Seeing these two young people craft the liturgy was something to behold. I never doubted that they could do it; neither did our senior pastor, who was fully supportive. Though it was time-consuming and stretched my pedagogical creativity, it was well worth it. It was one of my biggest honors in ministry to guide them in the process and see their minds and hearts at work. The worship service ended up being a beautiful time of worship crafted entirely by a couple of young people who wanted to use their gifts and talents to serve God. 

I never imagined doing ministry during a pandemic, and I never imagined how God could use me and the youth I serve. God was with us, inspiring and guiding us throughout the process. Was it hard at times? Yes. Did it take a long time? Yes. Will I do it again? Absolutely. 

The Service


Opening Hymn

Chiming of the Hour and Welcoming the Light


Call to Worship

Today we are worshiping the Triune God!
Let us worship our Creator,
the God who connects us all:
different peoples, different lives, different histories.
Let us worship God.

We give you thanks for your diverse creation,
and the diversity evident in this church.

We will give thanks to the Lord with our whole heart;
we will tell of all your wonderful deeds.
We will be glad and exult in you;
we will sing praise to your name, O Most High.

Let us praise God.

Call to Confession

Though our sins are like darkness, they shall be like light. “Though (our) sins are like scarlet, they shall be as white as snow; though they are red as crimson, they shall be like wool” (Isaiah 1:18). Though they are like shadows, they shall be illuminated. We show gratitude toward you, gracious God.

Prayer of Confession

[Read Psalm 51:1–12 as a prayer and then allow for a time of silence for personal confession before concluding the prayer.]

Merciful God, forgive our sins and empower us to strive anew to make our world a place in which your loving peace abounds. In Jesus’ name we pray. Amen.

Assurance of Pardon

Hear the Good News! Do not fear, says the Lord, for I have redeemed you. You are renewed. You are loved. You are embraced. You are forgiven. Believe this gospel and go forth to live in peace in the sure hope of God’s promise.

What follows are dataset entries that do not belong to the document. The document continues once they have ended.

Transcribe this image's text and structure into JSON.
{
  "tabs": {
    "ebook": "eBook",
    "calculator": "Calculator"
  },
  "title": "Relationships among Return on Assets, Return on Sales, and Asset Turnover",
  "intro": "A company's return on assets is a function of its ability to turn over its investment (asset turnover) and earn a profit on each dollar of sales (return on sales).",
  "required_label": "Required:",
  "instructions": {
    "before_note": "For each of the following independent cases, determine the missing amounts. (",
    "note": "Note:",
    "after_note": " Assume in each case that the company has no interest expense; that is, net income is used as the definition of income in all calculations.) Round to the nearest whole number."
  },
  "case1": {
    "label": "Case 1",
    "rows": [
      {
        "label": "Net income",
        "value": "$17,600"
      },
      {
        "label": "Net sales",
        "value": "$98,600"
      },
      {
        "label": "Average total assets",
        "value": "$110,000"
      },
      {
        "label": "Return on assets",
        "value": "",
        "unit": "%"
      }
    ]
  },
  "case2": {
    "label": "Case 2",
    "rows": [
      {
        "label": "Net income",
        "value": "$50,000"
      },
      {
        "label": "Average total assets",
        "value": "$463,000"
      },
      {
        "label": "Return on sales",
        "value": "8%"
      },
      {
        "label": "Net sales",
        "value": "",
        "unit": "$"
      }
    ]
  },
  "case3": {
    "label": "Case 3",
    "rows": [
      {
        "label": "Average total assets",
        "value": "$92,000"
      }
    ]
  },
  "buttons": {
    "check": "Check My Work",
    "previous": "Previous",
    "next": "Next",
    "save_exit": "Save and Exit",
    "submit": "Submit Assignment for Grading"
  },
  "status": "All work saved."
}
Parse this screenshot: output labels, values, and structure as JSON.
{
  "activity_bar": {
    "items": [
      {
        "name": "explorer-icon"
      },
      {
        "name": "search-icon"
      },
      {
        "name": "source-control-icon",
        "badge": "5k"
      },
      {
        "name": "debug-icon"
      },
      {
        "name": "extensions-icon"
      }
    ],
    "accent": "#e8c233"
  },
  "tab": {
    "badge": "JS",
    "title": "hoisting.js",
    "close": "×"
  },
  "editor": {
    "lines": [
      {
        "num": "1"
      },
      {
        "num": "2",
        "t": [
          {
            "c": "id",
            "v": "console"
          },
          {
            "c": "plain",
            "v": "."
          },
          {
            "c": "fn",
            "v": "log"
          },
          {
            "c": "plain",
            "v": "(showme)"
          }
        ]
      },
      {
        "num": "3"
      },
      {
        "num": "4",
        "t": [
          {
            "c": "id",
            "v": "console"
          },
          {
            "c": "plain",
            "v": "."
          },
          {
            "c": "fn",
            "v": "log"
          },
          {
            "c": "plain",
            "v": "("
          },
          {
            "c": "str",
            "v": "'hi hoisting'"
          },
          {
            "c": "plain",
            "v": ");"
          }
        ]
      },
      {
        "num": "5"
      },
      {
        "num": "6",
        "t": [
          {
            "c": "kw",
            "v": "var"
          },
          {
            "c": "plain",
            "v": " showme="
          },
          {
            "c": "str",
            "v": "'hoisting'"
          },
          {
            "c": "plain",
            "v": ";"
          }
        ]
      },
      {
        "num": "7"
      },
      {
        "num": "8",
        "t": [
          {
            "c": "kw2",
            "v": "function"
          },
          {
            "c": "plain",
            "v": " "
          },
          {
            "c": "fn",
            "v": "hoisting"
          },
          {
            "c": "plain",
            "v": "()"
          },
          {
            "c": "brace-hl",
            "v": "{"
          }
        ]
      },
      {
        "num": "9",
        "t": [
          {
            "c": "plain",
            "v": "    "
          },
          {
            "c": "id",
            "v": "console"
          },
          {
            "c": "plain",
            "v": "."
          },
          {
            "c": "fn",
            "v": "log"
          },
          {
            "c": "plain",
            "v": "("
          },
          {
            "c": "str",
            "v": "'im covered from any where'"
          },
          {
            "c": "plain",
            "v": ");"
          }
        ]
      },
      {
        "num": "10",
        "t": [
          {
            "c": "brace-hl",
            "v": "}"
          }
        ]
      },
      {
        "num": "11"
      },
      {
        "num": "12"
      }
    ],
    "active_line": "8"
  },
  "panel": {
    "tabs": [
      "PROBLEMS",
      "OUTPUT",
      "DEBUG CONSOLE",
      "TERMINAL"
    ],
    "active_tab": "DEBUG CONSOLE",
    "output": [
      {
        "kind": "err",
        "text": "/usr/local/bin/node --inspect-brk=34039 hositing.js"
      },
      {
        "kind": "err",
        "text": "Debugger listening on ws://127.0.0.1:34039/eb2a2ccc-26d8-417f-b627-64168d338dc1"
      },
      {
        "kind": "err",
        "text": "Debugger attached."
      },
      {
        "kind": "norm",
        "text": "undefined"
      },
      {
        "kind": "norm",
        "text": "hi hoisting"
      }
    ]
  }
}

Thanks be to God. Amen.


Children’s Sermon

Prayer for Illumination

Choral Anthem

Scripture Reading: Matthew 22:15–22

Sermon: “Giving What Is Due”


Prayers of the People

[Worship Leader: Let us unite our hearts in prayer. I will conclude each request with the words “Merciful God,” to which you are invited to respond, “hear our prayer.”]

God, we pray for our church.
We pray for [names], who are away in the military.
May you be with them and keep them safe.
Merciful God, hear our prayer.

We give thanks to you
for the strong fellowship we have online,
but look forward to when we can get together again.

God, we pray for the local community.
We pray for [include specific requests for your community].
Merciful God, hear our prayer.

We pray that you will be with the kids and teachers
who must adapt and be patient while trying to do school online.
Merciful God, hear our prayer.

God, we pray for all in the world.
May you help them seek a better perspective,
a perspective that shows everyone as equal,
and may we embrace the differences we have.
Merciful God, hear our prayer.

God, we pray that you will be with those
living with illnesses
and that you will watch over them.
Keep us all safe and healthy.
Merciful God, hear our prayer.

God, we pray that you will help those
experiencing natural disasters
and be with us as we go through the hurricane season.
Merciful God, hear our prayer.

Make your presence known through our loving
and caring acts as we support others in their need,
so that no one feels alone or unloved.
We pray all this in the name of Christ,
who taught us to pray in this manner:

[conclude with the Lord’s Prayer]


Invitation to Give Tithes and Offerings




Charge and Blessing

Closing Hymn

Anna Rosas serves as a Christian educator at a Presbyterian Church (USA) congregation in Miami, Florida.

Reformed Worship 144 © June 2022 Worship Ministries of the Christian Reformed Church. Used by permission.